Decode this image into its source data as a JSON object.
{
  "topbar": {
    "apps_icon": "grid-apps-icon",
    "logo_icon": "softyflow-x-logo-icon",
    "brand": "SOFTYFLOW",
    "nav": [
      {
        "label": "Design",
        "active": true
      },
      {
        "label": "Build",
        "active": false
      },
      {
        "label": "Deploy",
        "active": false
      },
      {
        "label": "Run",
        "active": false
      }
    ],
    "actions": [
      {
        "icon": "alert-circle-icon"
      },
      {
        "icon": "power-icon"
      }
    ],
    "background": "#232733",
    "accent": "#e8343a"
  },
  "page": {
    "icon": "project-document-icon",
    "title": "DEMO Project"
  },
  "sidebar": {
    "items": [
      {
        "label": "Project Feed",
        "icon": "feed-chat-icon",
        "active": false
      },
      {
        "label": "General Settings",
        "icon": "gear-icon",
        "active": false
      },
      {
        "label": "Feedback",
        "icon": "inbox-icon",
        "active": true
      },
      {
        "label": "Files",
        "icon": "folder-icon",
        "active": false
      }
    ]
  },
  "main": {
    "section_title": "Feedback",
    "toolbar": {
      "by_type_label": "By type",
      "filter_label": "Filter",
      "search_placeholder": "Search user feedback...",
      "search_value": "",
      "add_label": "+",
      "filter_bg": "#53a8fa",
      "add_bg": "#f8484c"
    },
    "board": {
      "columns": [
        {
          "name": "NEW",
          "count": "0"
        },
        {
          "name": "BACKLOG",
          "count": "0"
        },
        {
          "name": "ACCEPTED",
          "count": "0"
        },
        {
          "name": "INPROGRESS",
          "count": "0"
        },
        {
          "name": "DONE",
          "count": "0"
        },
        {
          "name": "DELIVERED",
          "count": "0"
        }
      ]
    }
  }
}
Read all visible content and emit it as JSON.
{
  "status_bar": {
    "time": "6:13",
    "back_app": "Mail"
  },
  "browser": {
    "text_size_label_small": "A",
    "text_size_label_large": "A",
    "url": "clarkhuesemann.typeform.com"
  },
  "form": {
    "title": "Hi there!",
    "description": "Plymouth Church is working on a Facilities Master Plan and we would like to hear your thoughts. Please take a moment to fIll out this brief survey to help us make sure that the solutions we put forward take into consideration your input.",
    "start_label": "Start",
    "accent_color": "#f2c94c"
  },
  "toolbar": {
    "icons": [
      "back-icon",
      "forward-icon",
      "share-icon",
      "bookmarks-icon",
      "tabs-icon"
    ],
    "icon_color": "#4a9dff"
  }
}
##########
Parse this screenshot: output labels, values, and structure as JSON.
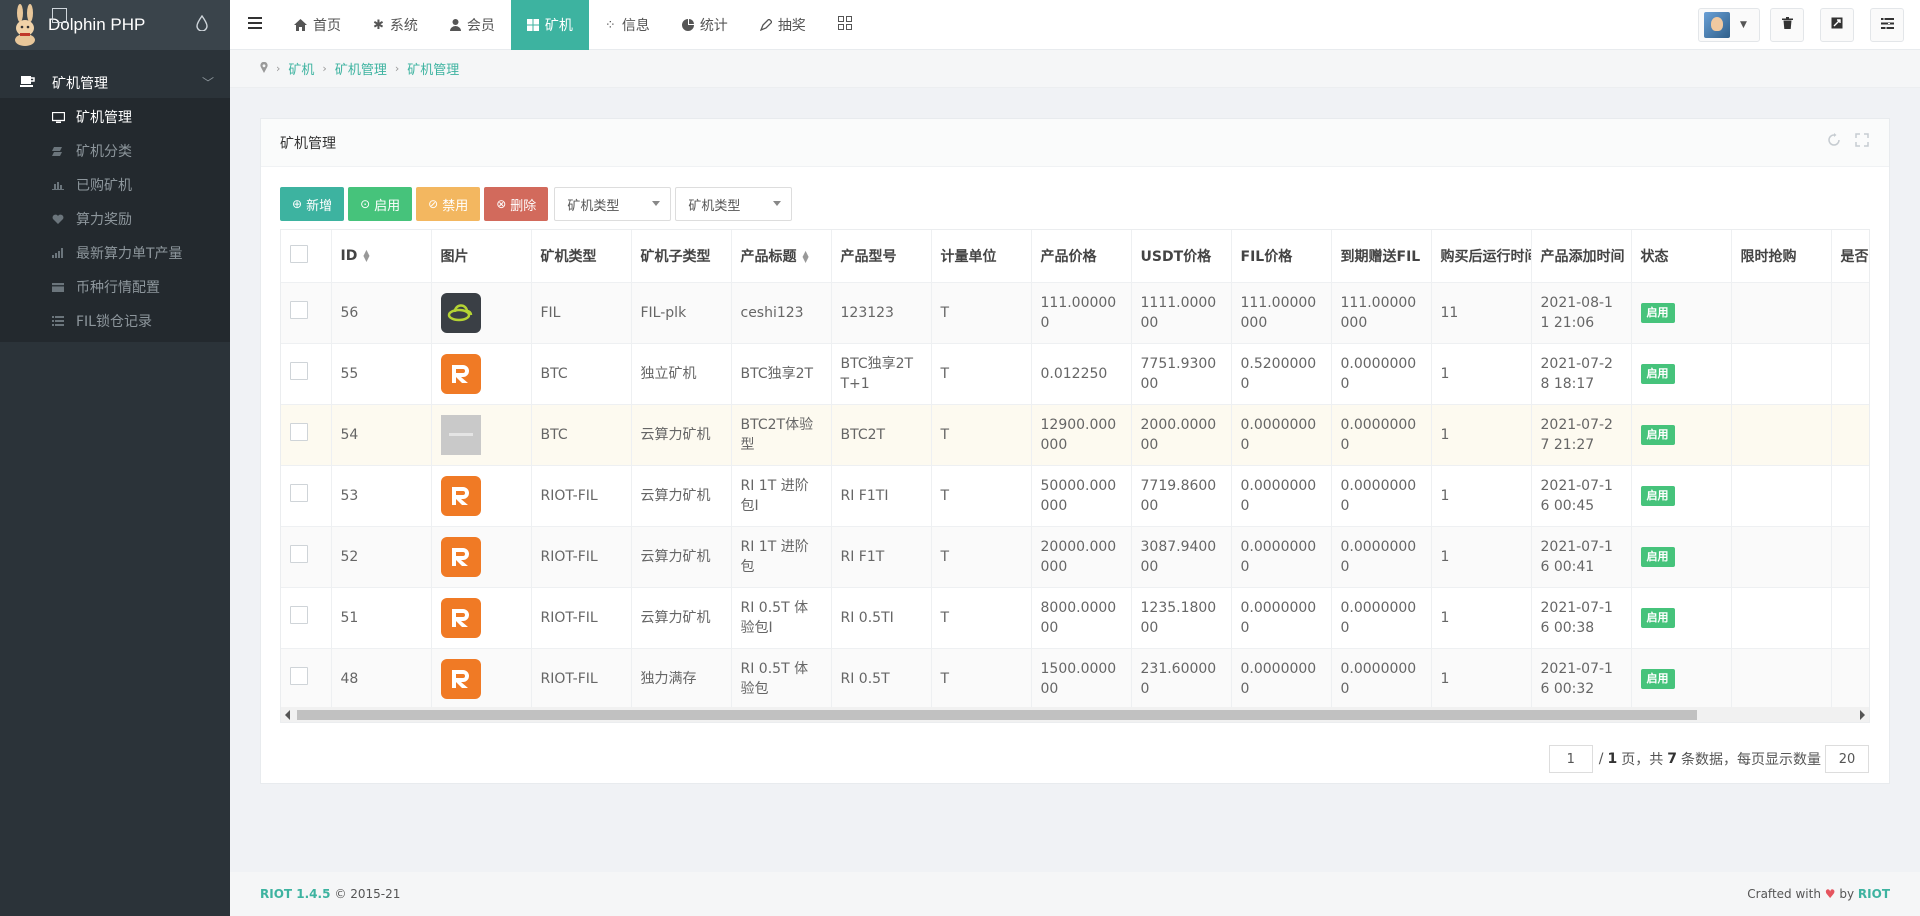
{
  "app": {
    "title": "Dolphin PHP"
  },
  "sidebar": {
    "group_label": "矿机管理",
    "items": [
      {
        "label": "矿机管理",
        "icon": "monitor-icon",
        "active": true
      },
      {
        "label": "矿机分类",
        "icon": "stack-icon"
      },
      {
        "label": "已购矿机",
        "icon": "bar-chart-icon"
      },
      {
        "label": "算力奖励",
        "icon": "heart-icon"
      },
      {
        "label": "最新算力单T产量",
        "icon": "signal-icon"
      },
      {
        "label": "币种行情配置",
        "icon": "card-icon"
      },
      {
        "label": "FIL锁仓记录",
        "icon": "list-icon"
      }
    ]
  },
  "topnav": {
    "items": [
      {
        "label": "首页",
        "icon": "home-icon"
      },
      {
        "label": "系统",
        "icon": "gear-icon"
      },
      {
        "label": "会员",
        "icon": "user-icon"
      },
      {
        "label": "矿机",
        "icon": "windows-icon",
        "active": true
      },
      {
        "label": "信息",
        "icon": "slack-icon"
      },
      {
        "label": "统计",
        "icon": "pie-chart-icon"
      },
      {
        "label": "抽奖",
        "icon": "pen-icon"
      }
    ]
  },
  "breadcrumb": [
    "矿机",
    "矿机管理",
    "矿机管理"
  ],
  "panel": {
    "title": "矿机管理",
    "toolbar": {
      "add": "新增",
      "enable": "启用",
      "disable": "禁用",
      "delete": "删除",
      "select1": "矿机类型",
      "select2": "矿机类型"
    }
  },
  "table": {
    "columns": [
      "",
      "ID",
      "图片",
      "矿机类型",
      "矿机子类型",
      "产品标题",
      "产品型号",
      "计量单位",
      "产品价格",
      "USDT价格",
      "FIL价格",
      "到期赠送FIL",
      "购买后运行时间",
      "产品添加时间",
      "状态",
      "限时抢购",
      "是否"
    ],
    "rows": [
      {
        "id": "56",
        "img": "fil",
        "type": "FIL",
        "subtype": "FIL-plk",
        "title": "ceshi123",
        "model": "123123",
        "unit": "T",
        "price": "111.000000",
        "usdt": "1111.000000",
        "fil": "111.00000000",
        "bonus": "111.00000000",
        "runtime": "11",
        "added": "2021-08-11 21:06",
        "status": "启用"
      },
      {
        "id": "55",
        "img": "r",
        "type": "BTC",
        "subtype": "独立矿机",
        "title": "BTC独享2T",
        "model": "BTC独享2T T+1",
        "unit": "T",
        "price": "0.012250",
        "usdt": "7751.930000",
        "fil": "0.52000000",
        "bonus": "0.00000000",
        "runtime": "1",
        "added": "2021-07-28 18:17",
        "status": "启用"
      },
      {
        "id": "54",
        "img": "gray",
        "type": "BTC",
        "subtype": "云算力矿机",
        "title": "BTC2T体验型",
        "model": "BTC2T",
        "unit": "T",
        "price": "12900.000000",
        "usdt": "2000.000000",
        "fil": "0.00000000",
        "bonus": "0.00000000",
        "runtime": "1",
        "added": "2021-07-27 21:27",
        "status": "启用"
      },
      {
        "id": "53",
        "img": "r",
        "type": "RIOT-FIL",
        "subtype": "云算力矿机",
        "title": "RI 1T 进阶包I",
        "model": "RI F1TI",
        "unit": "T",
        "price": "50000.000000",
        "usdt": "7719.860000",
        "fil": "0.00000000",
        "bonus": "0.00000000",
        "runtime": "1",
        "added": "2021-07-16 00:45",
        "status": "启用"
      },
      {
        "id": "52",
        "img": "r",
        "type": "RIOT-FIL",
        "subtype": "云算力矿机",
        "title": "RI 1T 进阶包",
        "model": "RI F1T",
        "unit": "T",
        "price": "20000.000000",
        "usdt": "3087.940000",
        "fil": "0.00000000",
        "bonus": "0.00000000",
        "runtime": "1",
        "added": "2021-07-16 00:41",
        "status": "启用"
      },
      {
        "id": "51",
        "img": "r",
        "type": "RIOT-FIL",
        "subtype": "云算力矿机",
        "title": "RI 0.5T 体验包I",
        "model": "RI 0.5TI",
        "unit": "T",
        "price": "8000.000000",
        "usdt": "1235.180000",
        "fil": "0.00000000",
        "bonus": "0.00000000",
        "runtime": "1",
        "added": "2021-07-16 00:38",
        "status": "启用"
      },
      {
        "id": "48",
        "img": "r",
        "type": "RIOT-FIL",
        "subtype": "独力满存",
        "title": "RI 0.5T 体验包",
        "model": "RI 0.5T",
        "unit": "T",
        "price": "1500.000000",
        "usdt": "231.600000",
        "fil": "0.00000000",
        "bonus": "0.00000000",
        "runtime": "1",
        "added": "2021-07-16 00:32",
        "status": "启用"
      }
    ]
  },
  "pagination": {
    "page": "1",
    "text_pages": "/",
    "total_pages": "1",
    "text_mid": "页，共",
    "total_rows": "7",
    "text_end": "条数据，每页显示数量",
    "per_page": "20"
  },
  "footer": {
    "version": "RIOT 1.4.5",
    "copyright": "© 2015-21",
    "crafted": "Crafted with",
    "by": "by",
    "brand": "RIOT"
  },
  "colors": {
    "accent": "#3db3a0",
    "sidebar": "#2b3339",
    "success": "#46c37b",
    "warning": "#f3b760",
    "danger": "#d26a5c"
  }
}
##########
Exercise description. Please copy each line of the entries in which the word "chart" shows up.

Response below.
        "icon": "bar-chart-icon"
        "icon": "pie-chart-icon"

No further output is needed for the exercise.